#### Directions
As the answer, give a copy of each line below that includes the word "label".

====== Supplied entries ======

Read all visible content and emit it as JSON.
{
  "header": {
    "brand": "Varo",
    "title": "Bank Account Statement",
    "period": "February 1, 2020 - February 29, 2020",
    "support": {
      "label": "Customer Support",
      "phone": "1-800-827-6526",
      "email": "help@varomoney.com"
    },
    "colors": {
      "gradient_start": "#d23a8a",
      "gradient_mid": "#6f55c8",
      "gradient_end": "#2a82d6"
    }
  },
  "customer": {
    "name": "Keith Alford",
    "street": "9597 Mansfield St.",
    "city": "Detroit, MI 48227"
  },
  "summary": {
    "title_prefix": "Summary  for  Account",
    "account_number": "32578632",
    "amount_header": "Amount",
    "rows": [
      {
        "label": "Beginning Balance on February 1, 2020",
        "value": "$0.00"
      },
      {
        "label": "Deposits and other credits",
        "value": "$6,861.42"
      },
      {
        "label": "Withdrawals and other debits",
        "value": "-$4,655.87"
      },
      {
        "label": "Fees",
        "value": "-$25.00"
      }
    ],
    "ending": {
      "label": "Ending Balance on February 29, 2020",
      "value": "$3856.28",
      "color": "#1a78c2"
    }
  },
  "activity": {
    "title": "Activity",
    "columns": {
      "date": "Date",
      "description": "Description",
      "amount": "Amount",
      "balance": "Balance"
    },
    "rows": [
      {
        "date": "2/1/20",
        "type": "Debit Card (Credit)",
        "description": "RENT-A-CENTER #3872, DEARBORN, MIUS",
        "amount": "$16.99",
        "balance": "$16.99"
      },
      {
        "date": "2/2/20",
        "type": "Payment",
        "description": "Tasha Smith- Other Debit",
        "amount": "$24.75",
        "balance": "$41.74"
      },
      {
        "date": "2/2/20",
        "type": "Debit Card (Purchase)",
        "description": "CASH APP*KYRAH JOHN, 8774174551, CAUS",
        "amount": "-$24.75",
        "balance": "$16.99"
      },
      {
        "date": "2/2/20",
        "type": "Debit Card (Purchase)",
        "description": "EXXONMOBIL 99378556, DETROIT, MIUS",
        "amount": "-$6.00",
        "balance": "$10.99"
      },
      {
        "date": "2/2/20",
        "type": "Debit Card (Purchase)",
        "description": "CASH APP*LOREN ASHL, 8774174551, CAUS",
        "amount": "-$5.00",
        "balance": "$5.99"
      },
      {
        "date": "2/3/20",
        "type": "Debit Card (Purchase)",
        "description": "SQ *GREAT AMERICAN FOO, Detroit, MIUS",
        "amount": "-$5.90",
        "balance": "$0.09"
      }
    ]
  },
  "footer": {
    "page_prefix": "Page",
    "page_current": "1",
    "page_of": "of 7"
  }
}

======

#### Answer to the exercise
      "label": "Customer Support",
        "label": "Beginning Balance on February 1, 2020",
        "label": "Deposits and other credits",
        "label": "Withdrawals and other debits",
        "label": "Fees",
      "label": "Ending Balance on February 29, 2020",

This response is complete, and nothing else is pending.